Pacific Ocean Park profiles the former Venice Beach theme park that, for a time in the early-to-mid-'60s, rivaled Disneyland in innovation, if not appeal.
Pacific Ocean Park (P.O.P.) closed in 1968 and was razed into the sea by 1975. But in its heyday, acts like Sam Cooke, Johnny Cash, Ritchie Valens, The Doors and The Byrds all played the pier's legendary Cheetah Club.
“P.O.P.,” says Domenic Priore, who wrote the book along with Chris Merritt, “was the final gestation of an original idea that goes back to the 1890s renaissance in public space, which gave us Central Park, Golden Gate Park, the Chicago World's Fair, Coney Island and Venice of America.”
The author views P.O.P. — with its cross-arched Garden of Neptune, suspended orb ride and tiki-lava railroad — as the kind of whimsical modernism that too often gets overlooked by preservationists and historians of serious mid-century architecture. That may be changing, however.
The new photo-laden book — whose full title is Pacific Ocean Park: The Rise and Fall of Los Angeles' Space-Age Nautical Pleasure Pier and which boasts an unpublished poster from a show that Pink Floyd (with Syd Barrett) played at the pier in 1967 — leaves no salient detail out, including the once-vibrant park's final state of decay.
It follows in a tradition of Los Angeles-focused books decrying the wrecking ball.
In 1959, as the last Victorian mansions of downtown's Bunker Hill were being flattened, an illustrator named Leo Politi drew each edifice for a self-published book he titled simply, Bunker Hill. Politi, who made his mark as the author of over thirty children's books, called it “a book of protest.” Where this type of literature was once rare, in recent decades preservation has become something of a cottage industry. Of note, Googie: Fifties Coffee Shop Architecture by Alan Hess and The Book of Tiki by Sven Kiersten delighted in the kitsch of the period before they later birthed a movement.
In similar fashion, songwriter Gabriel Kahane's recent album The Ambassador is a pop music travelogue through L.A.'s more lyrical modernist architecture. Kahane's enthusiasm for such structures (evoked in lyrics like, “a cantilevered beach house with clerestory windows”) is tempered by the ache of the lives lived inside them. Anchoring each song to an address — “Bradbury (304 Broadway),” “Griffith Park (2800 E. Observatory Ave.)” — he exposes the hidden ghosts that abide beneath a city best known for its surfaces.

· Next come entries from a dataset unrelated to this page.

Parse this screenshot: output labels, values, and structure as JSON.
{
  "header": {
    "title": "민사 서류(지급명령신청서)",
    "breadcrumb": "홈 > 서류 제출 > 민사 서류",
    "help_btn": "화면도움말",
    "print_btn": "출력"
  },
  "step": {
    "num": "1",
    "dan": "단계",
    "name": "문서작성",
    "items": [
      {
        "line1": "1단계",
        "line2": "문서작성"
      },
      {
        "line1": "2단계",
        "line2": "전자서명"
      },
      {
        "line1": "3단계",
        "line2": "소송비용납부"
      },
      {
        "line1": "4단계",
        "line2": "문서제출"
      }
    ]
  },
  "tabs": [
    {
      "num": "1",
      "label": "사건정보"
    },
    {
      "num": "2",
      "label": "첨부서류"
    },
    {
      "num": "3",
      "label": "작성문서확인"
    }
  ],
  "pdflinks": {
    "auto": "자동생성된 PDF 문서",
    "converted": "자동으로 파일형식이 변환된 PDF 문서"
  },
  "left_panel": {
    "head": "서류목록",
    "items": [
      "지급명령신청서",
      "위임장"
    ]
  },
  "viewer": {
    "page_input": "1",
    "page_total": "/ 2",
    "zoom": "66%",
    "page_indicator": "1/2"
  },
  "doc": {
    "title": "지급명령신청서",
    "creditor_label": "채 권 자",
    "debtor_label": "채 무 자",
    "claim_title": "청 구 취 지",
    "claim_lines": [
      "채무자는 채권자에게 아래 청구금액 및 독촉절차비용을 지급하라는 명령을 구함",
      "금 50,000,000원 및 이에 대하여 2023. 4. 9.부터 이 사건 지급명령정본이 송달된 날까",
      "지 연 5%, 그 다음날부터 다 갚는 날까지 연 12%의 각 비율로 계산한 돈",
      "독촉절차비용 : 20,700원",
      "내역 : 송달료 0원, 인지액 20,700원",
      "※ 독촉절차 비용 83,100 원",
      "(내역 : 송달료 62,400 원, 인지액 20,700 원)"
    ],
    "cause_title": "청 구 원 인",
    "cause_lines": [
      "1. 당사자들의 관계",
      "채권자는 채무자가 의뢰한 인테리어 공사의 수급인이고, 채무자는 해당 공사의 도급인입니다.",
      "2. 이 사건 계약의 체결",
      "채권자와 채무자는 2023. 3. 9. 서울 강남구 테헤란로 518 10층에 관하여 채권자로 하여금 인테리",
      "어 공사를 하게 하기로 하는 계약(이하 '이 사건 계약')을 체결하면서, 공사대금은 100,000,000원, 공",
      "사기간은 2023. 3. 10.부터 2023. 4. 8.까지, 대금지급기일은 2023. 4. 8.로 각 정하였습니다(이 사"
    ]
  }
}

Kahane — who grew up in Venice and whose father was director of the L.A. Chamber Orchestra — lives in Brooklyn these days. He points to the razing of the Ambassador Hotel in 2006 as the moment his sensitivity for the city returned. “It was,” claims the songwriter, “the first widely publicized battle where it seemed like a huge swath of Angelenos had a sense of their own history.”

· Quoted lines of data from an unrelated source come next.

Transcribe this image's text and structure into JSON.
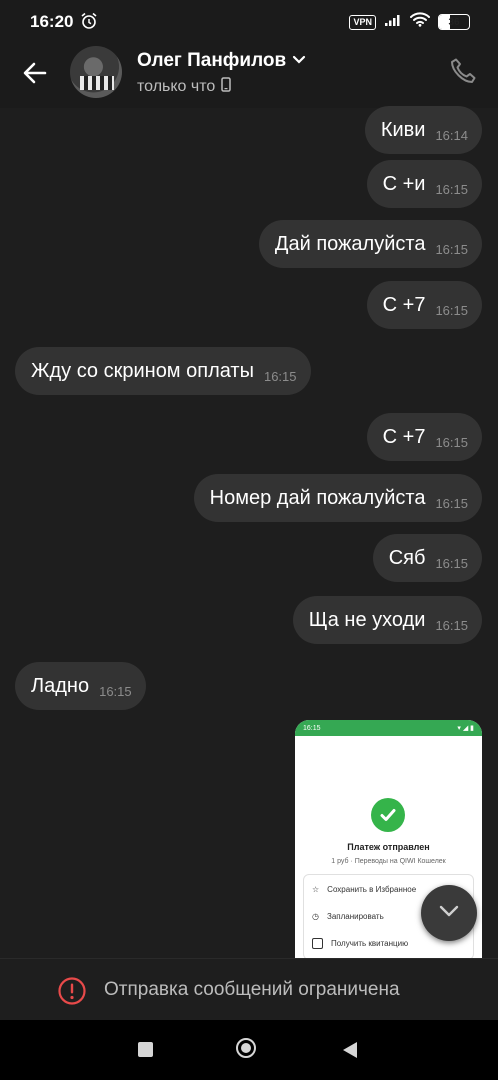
{
  "status_bar": {
    "time": "16:20",
    "vpn_label": "VPN",
    "battery_level": "36",
    "battery_fraction": 0.36
  },
  "header": {
    "contact_name": "Олег Панфилов",
    "status": "только что"
  },
  "messages": [
    {
      "direction": "out",
      "text": "Киви",
      "time": "16:14"
    },
    {
      "direction": "out",
      "text": "С +и",
      "time": "16:15"
    },
    {
      "direction": "out",
      "text": "Дай пожалуйста",
      "time": "16:15"
    },
    {
      "direction": "out",
      "text": "С +7",
      "time": "16:15"
    },
    {
      "direction": "in",
      "text": "Жду со скрином оплаты",
      "time": "16:15"
    },
    {
      "direction": "out",
      "text": "С +7",
      "time": "16:15"
    },
    {
      "direction": "out",
      "text": "Номер дай пожалуйста",
      "time": "16:15"
    },
    {
      "direction": "out",
      "text": "Сяб",
      "time": "16:15"
    },
    {
      "direction": "out",
      "text": "Ща не уходи",
      "time": "16:15"
    },
    {
      "direction": "in",
      "text": "Ладно",
      "time": "16:15"
    }
  ],
  "image_message": {
    "status_time": "16:15",
    "title": "Платеж отправлен",
    "subtitle": "1 руб · Переводы на QIWI Кошелек",
    "actions": [
      "Сохранить в Избранное",
      "Запланировать",
      "Получить квитанцию"
    ]
  },
  "restriction": {
    "text": "Отправка сообщений ограничена"
  },
  "colors": {
    "background": "#1e1e1e",
    "bubble": "#333333",
    "timestamp": "#8c8c8c",
    "warning": "#e84a4a",
    "qiwi_green": "#35a853"
  },
  "icons": {
    "back": "arrow-left-icon",
    "call": "phone-icon",
    "alarm": "alarm-clock-icon",
    "device": "smartphone-icon",
    "chevron": "chevron-down-icon",
    "warning": "exclamation-circle-icon",
    "scroll": "chevron-down-icon"
  }
}
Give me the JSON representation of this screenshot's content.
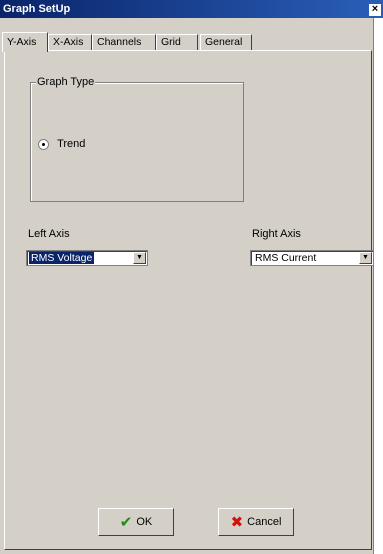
{
  "window": {
    "title": "Graph SetUp",
    "close_glyph": "×"
  },
  "tabs": [
    {
      "label": "Y-Axis",
      "active": true
    },
    {
      "label": "X-Axis",
      "active": false
    },
    {
      "label": "Channels",
      "active": false
    },
    {
      "label": "Grid",
      "active": false
    },
    {
      "label": "General",
      "active": false
    }
  ],
  "graph_type": {
    "title": "Graph Type",
    "option": {
      "label": "Trend",
      "checked": true
    }
  },
  "left_axis": {
    "label": "Left Axis",
    "value": "RMS Voltage",
    "arrow": "▼"
  },
  "right_axis": {
    "label": "Right Axis",
    "value": "RMS Current",
    "arrow": "▼"
  },
  "buttons": {
    "ok": {
      "label": "OK",
      "icon": "check-icon",
      "glyph": "✔"
    },
    "cancel": {
      "label": "Cancel",
      "icon": "x-icon",
      "glyph": "✖"
    }
  },
  "colors": {
    "title_bar": "#0a246a",
    "face": "#d4d0c8",
    "selection": "#0a246a",
    "ok_icon": "#1e8a1e",
    "cancel_icon": "#d4100a"
  }
}
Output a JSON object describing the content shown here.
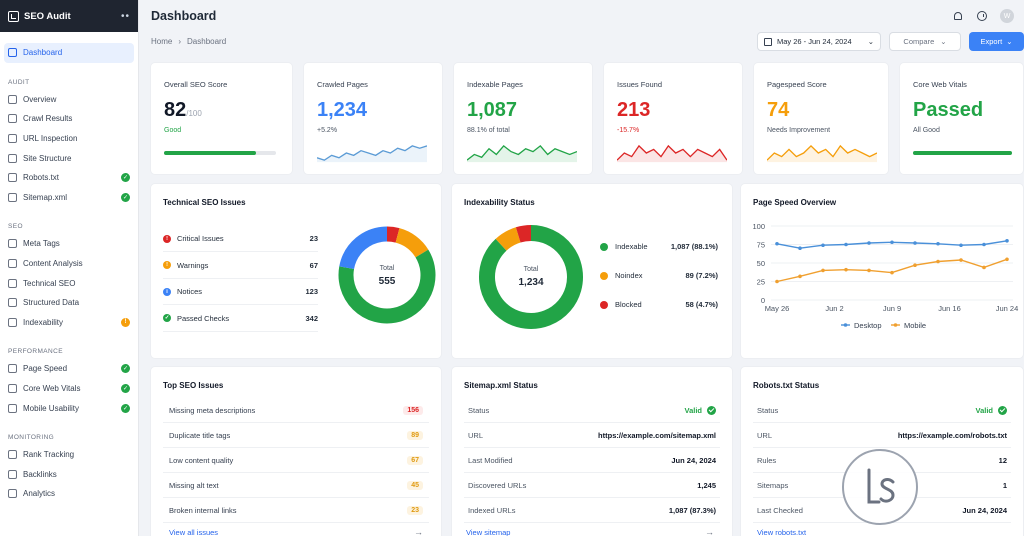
{
  "brand": {
    "title": "SEO Audit"
  },
  "sidebar": {
    "dashboard": "Dashboard",
    "sections": [
      {
        "title": "AUDIT",
        "items": [
          {
            "label": "Overview",
            "badge": ""
          },
          {
            "label": "Crawl Results",
            "badge": ""
          },
          {
            "label": "URL Inspection",
            "badge": ""
          },
          {
            "label": "Site Structure",
            "badge": ""
          },
          {
            "label": "Robots.txt",
            "badge": "ok"
          },
          {
            "label": "Sitemap.xml",
            "badge": "ok"
          }
        ]
      },
      {
        "title": "SEO",
        "items": [
          {
            "label": "Meta Tags",
            "badge": ""
          },
          {
            "label": "Content Analysis",
            "badge": ""
          },
          {
            "label": "Technical SEO",
            "badge": ""
          },
          {
            "label": "Structured Data",
            "badge": ""
          },
          {
            "label": "Indexability",
            "badge": "warn"
          }
        ]
      },
      {
        "title": "PERFORMANCE",
        "items": [
          {
            "label": "Page Speed",
            "badge": "ok"
          },
          {
            "label": "Core Web Vitals",
            "badge": "ok"
          },
          {
            "label": "Mobile Usability",
            "badge": "ok"
          }
        ]
      },
      {
        "title": "MONITORING",
        "items": [
          {
            "label": "Rank Tracking",
            "badge": ""
          },
          {
            "label": "Backlinks",
            "badge": ""
          },
          {
            "label": "Analytics",
            "badge": ""
          }
        ]
      }
    ]
  },
  "header": {
    "title": "Dashboard",
    "avatar": "W"
  },
  "breadcrumb": {
    "home": "Home",
    "sep": "›",
    "current": "Dashboard"
  },
  "toolbar": {
    "date_range": "May 26 - Jun 24, 2024",
    "compare": "Compare",
    "export": "Export"
  },
  "kpis": [
    {
      "label": "Overall SEO Score",
      "value": "82",
      "suffix": "/100",
      "sub": "Good",
      "color": "#111827",
      "sub_color": "#22a447",
      "viz": "bar",
      "progress": 0.82
    },
    {
      "label": "Crawled Pages",
      "value": "1,234",
      "suffix": "",
      "sub": "+5.2%",
      "color": "#3b82f6",
      "sub_color": "#4b5563",
      "viz": "spark",
      "line": "#5b9bd5",
      "spark": [
        6,
        5,
        7,
        6,
        8,
        7,
        9,
        8,
        7,
        9,
        8,
        10,
        9,
        11,
        10,
        11
      ]
    },
    {
      "label": "Indexable Pages",
      "value": "1,087",
      "suffix": "",
      "sub": "88.1% of total",
      "color": "#22a447",
      "sub_color": "#4b5563",
      "viz": "spark",
      "line": "#22a447",
      "spark": [
        4,
        6,
        5,
        8,
        6,
        9,
        7,
        6,
        8,
        7,
        9,
        6,
        8,
        7,
        6,
        7
      ]
    },
    {
      "label": "Issues Found",
      "value": "213",
      "suffix": "",
      "sub": "-15.7%",
      "color": "#dc2626",
      "sub_color": "#dc2626",
      "viz": "spark",
      "line": "#dc2626",
      "spark": [
        5,
        7,
        6,
        9,
        7,
        8,
        6,
        9,
        7,
        8,
        6,
        8,
        7,
        6,
        8,
        5
      ]
    },
    {
      "label": "Pagespeed Score",
      "value": "74",
      "suffix": "",
      "sub": "Needs Improvement",
      "color": "#f59e0b",
      "sub_color": "#4b5563",
      "viz": "spark",
      "line": "#f59e0b",
      "spark": [
        5,
        7,
        6,
        8,
        6,
        7,
        9,
        7,
        8,
        6,
        9,
        7,
        8,
        7,
        6,
        7
      ]
    },
    {
      "label": "Core Web Vitals",
      "value": "Passed",
      "suffix": "",
      "sub": "All Good",
      "color": "#22a447",
      "sub_color": "#4b5563",
      "viz": "bar",
      "progress": 1.0
    }
  ],
  "technical": {
    "title": "Technical SEO Issues",
    "rows": [
      {
        "name": "Critical Issues",
        "count": "23",
        "color": "#dc2626",
        "glyph": "!"
      },
      {
        "name": "Warnings",
        "count": "67",
        "color": "#f59e0b",
        "glyph": "!"
      },
      {
        "name": "Notices",
        "count": "123",
        "color": "#3b82f6",
        "glyph": "i"
      },
      {
        "name": "Passed Checks",
        "count": "342",
        "color": "#22a447",
        "glyph": "✓"
      }
    ],
    "total_label": "Total",
    "total": "555"
  },
  "indexability": {
    "title": "Indexability Status",
    "rows": [
      {
        "name": "Indexable",
        "count": "1,087 (88.1%)",
        "color": "#22a447",
        "value": 1087
      },
      {
        "name": "Noindex",
        "count": "89 (7.2%)",
        "color": "#f59e0b",
        "value": 89
      },
      {
        "name": "Blocked",
        "count": "58 (4.7%)",
        "color": "#dc2626",
        "value": 58
      }
    ],
    "total_label": "Total",
    "total": "1,234"
  },
  "chart_data": {
    "type": "line",
    "title": "Page Speed Overview",
    "categories": [
      "May 26",
      "Jun 2",
      "Jun 9",
      "Jun 16",
      "Jun 24"
    ],
    "ylim": [
      0,
      100
    ],
    "yticks": [
      "100",
      "75",
      "50",
      "25",
      "0"
    ],
    "legend": "bottom",
    "series": [
      {
        "name": "Desktop",
        "color": "#4a90d9",
        "values": [
          76,
          70,
          74,
          75,
          77,
          78,
          77,
          76,
          74,
          75,
          80
        ]
      },
      {
        "name": "Mobile",
        "color": "#f0a030",
        "values": [
          25,
          32,
          40,
          41,
          40,
          37,
          47,
          52,
          54,
          44,
          55
        ]
      }
    ]
  },
  "top_issues": {
    "title": "Top SEO Issues",
    "rows": [
      {
        "name": "Missing meta descriptions",
        "count": "156",
        "color": "#dc2626",
        "bg": "#fdeaea"
      },
      {
        "name": "Duplicate title tags",
        "count": "89",
        "color": "#e09a10",
        "bg": "#fdf3e0"
      },
      {
        "name": "Low content quality",
        "count": "67",
        "color": "#e09a10",
        "bg": "#fdf3e0"
      },
      {
        "name": "Missing alt text",
        "count": "45",
        "color": "#e09a10",
        "bg": "#fdf3e0"
      },
      {
        "name": "Broken internal links",
        "count": "23",
        "color": "#e09a10",
        "bg": "#fdf3e0"
      }
    ],
    "link": "View all issues"
  },
  "sitemap": {
    "title": "Sitemap.xml Status",
    "rows": [
      {
        "k": "Status",
        "v": "Valid",
        "ok": true
      },
      {
        "k": "URL",
        "v": "https://example.com/sitemap.xml",
        "ok": false
      },
      {
        "k": "Last Modified",
        "v": "Jun 24, 2024",
        "ok": false
      },
      {
        "k": "Discovered URLs",
        "v": "1,245",
        "ok": false
      },
      {
        "k": "Indexed URLs",
        "v": "1,087 (87.3%)",
        "ok": false
      }
    ],
    "link": "View sitemap"
  },
  "robots": {
    "title": "Robots.txt Status",
    "rows": [
      {
        "k": "Status",
        "v": "Valid",
        "ok": true
      },
      {
        "k": "URL",
        "v": "https://example.com/robots.txt",
        "ok": false
      },
      {
        "k": "Rules",
        "v": "12",
        "ok": false
      },
      {
        "k": "Sitemaps",
        "v": "1",
        "ok": false
      },
      {
        "k": "Last Checked",
        "v": "Jun 24, 2024",
        "ok": false
      }
    ],
    "link": "View robots.txt"
  },
  "watermark": "Ls"
}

In that way, The Ambassador recalls other recent location-based song cycles such as the High Llamas' acerbic Hawaii (1996), Sufjan Stevens' two folk-epics, Michigan (2003) and Illinoise (2005), and Ry Cooder's soulful Chavez Ravine (also '05). In each, the line between the political, the material and the ineffable blurs.

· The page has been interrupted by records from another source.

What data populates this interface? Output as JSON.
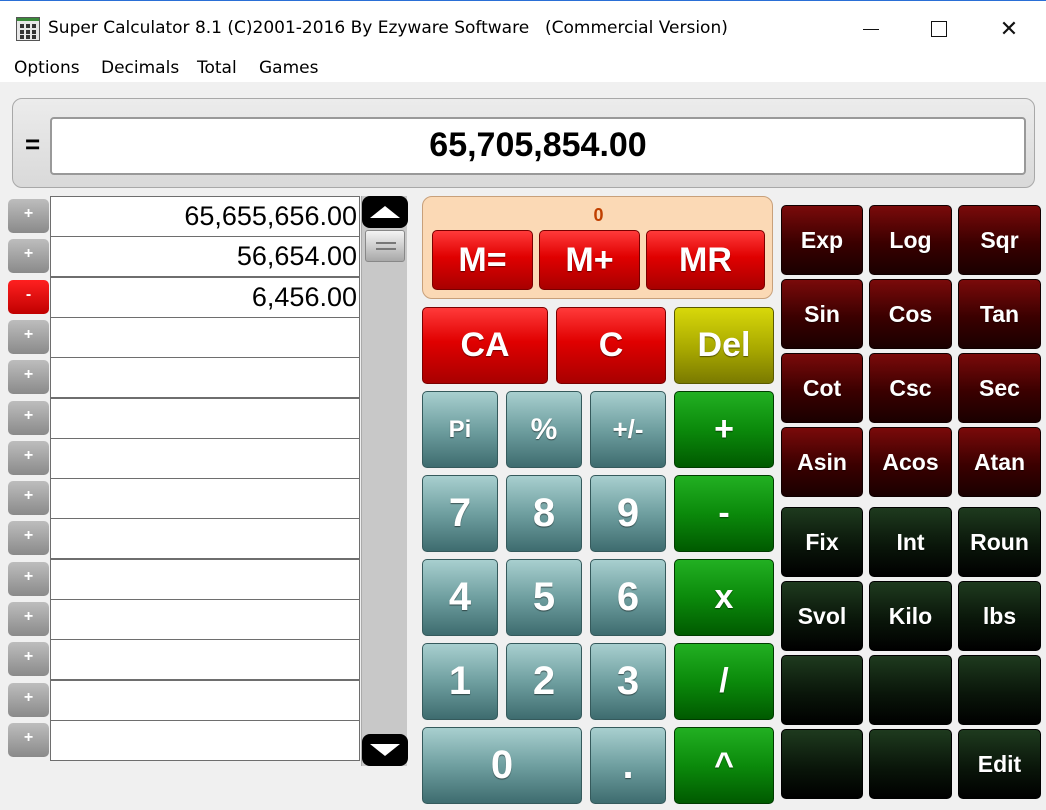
{
  "window": {
    "title": "Super Calculator 8.1 (C)2001-2016 By Ezyware Software",
    "edition": "(Commercial Version)",
    "minimize_icon": "minimize-icon",
    "maximize_icon": "maximize-icon",
    "close_label": "✕"
  },
  "menu": [
    "Options",
    "Decimals",
    "Total",
    "Games"
  ],
  "display": {
    "equals": "=",
    "value": "65,705,854.00"
  },
  "tape": [
    {
      "sign": "+",
      "value": "65,655,656.00"
    },
    {
      "sign": "+",
      "value": "56,654.00"
    },
    {
      "sign": "-",
      "value": "6,456.00"
    },
    {
      "sign": "+",
      "value": ""
    },
    {
      "sign": "+",
      "value": ""
    },
    {
      "sign": "+",
      "value": ""
    },
    {
      "sign": "+",
      "value": ""
    },
    {
      "sign": "+",
      "value": ""
    },
    {
      "sign": "+",
      "value": ""
    },
    {
      "sign": "+",
      "value": ""
    },
    {
      "sign": "+",
      "value": ""
    },
    {
      "sign": "+",
      "value": ""
    },
    {
      "sign": "+",
      "value": ""
    },
    {
      "sign": "+",
      "value": ""
    }
  ],
  "memory": {
    "value": "0",
    "buttons": [
      "M=",
      "M+",
      "MR"
    ]
  },
  "control_buttons": [
    "CA",
    "C",
    "Del"
  ],
  "keypad": {
    "func": [
      "Pi",
      "%",
      "+/-"
    ],
    "digits_row1": [
      "7",
      "8",
      "9"
    ],
    "digits_row2": [
      "4",
      "5",
      "6"
    ],
    "digits_row3": [
      "1",
      "2",
      "3"
    ],
    "zero": "0",
    "dot": ".",
    "ops": [
      "+",
      "-",
      "x",
      "/",
      "^"
    ]
  },
  "sci_buttons": [
    [
      "Exp",
      "Log",
      "Sqr"
    ],
    [
      "Sin",
      "Cos",
      "Tan"
    ],
    [
      "Cot",
      "Csc",
      "Sec"
    ],
    [
      "Asin",
      "Acos",
      "Atan"
    ]
  ],
  "util_buttons": [
    [
      "Fix",
      "Int",
      "Roun"
    ],
    [
      "Svol",
      "Kilo",
      "lbs"
    ],
    [
      "",
      "",
      ""
    ],
    [
      "",
      "",
      "Edit"
    ]
  ],
  "colors": {
    "red": "#e00000",
    "olive": "#a8a800",
    "teal": "#6f9fa0",
    "green": "#0b8a0b",
    "maroon": "#3a0000",
    "dark": "#0a160a",
    "memory_panel": "#fbd9b5"
  }
}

For Kahane's title song “The Ambassador (3400 Wilshire Blvd),” the old hotel where Robert Kennedy was assassinated in 1968 is viewed from the perspective of its loyal doorman, who sticks around through the structure's final days, capturing dim and dull impressions that shine only later in the memory's cave. The irony is that both city and city-dweller stumble upon an identity in places like P.O.P., the Ambassador and Bunker Hill only after they've disappeared. They live on today as literary constructions, activated in their newest form as works of protest.